If Kim is in fact interested in reforms, he might be taking a calculated gamble that by raising the specter of bloodshed, a war-weary United States might be prodded to provide him with a pathway out of the strict sanctions that have helped turn North Korea into the world's most isolated country.
"Kim Jong Un is making an effort to have a better negotiating position with the U.S. and South Korea," said Park Hyeong-jung, a senior researcher at the Korea Institute of National Unification in Seoul. "North Korea stands to lose or win."
Hassig, the defense analyst in Alexandria, said Kim is playing a dangerous game, comparing him to "a puppy" that is "not trained or groomed and thus not afraid of anything."
The deepest insight into the young leader's thinking, North Korea experts reluctantly note, may come from the account of the only American he is known to have met: Rodman, the colorful former basketball star who traveled to Pyongyang this year.

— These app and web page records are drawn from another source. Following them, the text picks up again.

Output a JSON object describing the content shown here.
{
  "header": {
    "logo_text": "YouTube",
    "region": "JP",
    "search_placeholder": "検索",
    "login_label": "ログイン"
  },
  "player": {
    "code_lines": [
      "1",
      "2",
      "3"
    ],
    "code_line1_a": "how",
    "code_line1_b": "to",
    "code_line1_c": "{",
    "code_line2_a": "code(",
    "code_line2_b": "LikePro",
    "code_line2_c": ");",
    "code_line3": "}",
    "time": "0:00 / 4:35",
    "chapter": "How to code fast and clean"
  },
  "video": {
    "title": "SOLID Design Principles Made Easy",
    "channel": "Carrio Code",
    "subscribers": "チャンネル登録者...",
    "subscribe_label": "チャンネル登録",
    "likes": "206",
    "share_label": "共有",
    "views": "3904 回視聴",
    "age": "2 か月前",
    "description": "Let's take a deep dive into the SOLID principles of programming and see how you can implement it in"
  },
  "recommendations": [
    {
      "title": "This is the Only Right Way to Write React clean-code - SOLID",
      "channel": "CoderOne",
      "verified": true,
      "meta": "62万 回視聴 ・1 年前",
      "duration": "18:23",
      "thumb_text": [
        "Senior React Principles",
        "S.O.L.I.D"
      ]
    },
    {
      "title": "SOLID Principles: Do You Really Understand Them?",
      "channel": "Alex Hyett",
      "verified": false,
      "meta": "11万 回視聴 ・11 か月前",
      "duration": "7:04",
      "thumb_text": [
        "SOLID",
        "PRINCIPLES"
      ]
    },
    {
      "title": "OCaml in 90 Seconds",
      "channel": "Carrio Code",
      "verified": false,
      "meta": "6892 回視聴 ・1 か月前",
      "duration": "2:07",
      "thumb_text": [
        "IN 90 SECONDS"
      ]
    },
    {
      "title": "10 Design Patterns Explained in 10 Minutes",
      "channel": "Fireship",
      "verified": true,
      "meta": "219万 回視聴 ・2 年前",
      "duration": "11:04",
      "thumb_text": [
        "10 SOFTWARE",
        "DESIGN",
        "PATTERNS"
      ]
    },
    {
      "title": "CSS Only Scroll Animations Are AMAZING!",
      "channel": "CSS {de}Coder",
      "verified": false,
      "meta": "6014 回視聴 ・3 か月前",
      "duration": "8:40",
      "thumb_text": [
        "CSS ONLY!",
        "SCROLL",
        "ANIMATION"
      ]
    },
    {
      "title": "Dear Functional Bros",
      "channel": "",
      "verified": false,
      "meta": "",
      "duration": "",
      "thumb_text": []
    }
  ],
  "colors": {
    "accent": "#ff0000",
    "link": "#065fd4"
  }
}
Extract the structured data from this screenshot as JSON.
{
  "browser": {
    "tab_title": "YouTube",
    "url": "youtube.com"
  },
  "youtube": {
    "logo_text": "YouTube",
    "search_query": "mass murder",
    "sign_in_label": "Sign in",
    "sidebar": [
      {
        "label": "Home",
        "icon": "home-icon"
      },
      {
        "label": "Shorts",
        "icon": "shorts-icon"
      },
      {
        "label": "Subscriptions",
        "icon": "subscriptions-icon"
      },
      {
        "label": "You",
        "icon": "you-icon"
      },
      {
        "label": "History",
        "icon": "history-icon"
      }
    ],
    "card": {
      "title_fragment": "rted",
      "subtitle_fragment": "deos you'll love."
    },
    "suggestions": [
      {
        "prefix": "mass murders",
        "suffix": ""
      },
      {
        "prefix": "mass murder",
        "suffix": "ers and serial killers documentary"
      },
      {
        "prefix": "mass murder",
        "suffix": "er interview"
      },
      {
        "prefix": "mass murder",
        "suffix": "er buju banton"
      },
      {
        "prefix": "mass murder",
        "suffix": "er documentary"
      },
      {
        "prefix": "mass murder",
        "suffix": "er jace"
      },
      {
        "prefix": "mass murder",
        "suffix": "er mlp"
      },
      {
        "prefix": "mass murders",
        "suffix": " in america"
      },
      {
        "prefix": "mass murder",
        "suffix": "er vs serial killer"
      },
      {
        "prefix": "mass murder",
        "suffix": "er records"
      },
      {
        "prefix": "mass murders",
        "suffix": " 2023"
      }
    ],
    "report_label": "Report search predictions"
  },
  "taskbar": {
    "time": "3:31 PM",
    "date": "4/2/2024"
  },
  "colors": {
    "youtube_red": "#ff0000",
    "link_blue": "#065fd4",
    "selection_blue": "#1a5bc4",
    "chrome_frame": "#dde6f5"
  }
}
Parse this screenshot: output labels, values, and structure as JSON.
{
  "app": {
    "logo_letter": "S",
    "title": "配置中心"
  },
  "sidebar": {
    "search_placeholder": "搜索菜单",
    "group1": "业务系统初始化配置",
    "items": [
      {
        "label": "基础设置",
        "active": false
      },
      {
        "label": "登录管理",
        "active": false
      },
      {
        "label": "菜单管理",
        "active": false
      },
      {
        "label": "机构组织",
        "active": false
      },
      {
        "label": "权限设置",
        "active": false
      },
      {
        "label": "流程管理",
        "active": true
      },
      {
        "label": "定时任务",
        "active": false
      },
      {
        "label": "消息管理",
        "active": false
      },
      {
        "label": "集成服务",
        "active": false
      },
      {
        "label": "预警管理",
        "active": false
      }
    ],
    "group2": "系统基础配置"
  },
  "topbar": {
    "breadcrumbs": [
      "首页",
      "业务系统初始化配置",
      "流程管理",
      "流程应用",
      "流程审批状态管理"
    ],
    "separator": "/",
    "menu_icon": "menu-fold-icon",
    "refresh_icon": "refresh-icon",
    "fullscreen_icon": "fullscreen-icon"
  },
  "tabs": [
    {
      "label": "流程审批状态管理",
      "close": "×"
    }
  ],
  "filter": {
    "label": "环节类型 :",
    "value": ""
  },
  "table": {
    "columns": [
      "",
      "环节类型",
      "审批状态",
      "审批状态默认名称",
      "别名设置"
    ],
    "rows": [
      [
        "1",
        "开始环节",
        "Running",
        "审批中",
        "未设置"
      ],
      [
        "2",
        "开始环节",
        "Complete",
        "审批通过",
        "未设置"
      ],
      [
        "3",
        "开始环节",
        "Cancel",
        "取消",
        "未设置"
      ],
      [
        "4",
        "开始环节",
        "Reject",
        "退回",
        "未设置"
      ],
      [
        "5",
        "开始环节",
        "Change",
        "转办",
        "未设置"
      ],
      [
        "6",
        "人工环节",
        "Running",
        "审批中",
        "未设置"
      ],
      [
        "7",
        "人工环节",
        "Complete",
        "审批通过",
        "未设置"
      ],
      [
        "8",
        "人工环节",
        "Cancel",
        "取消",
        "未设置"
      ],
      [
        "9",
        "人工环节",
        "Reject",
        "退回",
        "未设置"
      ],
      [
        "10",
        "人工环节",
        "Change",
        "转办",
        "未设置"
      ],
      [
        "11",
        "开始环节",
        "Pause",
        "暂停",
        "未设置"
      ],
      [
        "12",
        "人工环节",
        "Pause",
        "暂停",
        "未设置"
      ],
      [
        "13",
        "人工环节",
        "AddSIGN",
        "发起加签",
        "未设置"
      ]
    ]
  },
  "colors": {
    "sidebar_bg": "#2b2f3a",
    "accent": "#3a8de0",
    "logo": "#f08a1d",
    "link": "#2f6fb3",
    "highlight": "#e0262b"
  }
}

"He wants [President] Obama to do one thing: call him," Rodman said in an interview with ABC News about his late-February trip. "He told me, 'If you can, Dennis — I don't want to do war. I don't want to do war.'"